This is according to John Loos, FNB’s household and property sector strategist, who said the key driver of foreigner housing demand was related to the popularity of property as an asset class globally. “The result is that in our 2016 FNB Estate Agent Survey we did not see any noticeable decline in estimated foreigner demand for housing for the year on average, although late in the year we may well have seen foreigner demand showing signs of ‘leveling out’.”
This slowing demand is also reflected in the FNB House Price Index, when denominated in certain major foreign currencies, which pointed to a sharp average increase in South African home values for foreign buyers in the latter stages of 2016.
“In US dollar terms, the FNB House Price Index rose year-on-year by 9.4%, and a slightly more significant 12.9% year-on-year in euro terms,” said Loos. “But in pound terms the increase was a very sharp 31.2%.

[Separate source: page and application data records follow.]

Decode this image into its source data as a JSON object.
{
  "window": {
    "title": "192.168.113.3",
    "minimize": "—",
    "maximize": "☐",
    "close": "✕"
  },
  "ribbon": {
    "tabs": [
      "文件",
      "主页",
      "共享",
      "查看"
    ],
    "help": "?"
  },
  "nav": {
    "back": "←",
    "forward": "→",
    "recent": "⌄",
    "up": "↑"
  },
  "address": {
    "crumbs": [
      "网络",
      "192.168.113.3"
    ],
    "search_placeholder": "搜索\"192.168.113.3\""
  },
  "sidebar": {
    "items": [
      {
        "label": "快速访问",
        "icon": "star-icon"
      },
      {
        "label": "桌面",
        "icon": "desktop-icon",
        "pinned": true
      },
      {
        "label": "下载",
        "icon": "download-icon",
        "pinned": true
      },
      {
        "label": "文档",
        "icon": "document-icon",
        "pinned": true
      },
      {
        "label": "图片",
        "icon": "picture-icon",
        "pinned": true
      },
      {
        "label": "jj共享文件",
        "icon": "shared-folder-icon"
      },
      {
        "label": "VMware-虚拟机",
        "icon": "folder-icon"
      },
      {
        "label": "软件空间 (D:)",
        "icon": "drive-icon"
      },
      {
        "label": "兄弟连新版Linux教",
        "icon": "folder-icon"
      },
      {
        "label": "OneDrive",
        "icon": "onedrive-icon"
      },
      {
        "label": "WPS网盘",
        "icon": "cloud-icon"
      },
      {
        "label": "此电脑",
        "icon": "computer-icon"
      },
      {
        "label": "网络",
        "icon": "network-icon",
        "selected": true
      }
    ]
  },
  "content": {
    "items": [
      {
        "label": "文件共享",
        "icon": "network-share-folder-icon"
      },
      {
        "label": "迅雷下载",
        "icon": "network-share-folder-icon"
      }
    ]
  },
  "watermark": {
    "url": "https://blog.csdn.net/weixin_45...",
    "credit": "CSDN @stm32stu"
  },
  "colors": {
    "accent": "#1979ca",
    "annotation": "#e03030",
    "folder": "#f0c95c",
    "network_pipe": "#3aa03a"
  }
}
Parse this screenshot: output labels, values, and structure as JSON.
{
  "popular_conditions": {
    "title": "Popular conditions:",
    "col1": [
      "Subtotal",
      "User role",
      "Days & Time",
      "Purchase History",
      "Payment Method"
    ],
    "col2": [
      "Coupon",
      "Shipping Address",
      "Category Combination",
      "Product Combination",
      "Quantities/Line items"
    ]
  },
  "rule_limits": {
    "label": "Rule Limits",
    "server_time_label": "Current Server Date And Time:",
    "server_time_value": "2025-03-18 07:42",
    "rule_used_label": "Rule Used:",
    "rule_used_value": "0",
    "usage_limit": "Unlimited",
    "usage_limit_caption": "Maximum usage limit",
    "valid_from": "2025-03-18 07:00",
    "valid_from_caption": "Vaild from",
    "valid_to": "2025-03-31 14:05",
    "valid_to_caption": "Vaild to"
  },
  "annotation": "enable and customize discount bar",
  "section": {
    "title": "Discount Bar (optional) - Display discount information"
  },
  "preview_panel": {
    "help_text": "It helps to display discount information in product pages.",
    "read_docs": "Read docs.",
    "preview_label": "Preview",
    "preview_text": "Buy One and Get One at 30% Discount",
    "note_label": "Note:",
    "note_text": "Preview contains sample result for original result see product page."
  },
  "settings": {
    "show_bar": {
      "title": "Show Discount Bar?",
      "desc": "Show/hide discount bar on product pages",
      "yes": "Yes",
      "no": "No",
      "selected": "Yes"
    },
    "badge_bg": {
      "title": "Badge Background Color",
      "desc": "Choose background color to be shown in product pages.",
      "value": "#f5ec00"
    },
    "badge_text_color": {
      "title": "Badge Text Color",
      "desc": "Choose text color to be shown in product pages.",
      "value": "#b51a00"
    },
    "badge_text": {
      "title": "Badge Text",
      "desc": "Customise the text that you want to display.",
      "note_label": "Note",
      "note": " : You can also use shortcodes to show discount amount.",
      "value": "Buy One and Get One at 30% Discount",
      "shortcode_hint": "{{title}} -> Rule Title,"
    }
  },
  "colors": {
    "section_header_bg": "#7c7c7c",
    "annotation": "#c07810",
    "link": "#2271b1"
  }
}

“South African residential property has thus become more expensive late in 2016 for buyers from the UK, Eurozone and US, particularly in the UK case. This rand-driven increase in foreign-denominated values could conceivably have had something of a dampening impact on foreigner demand for domestic property.”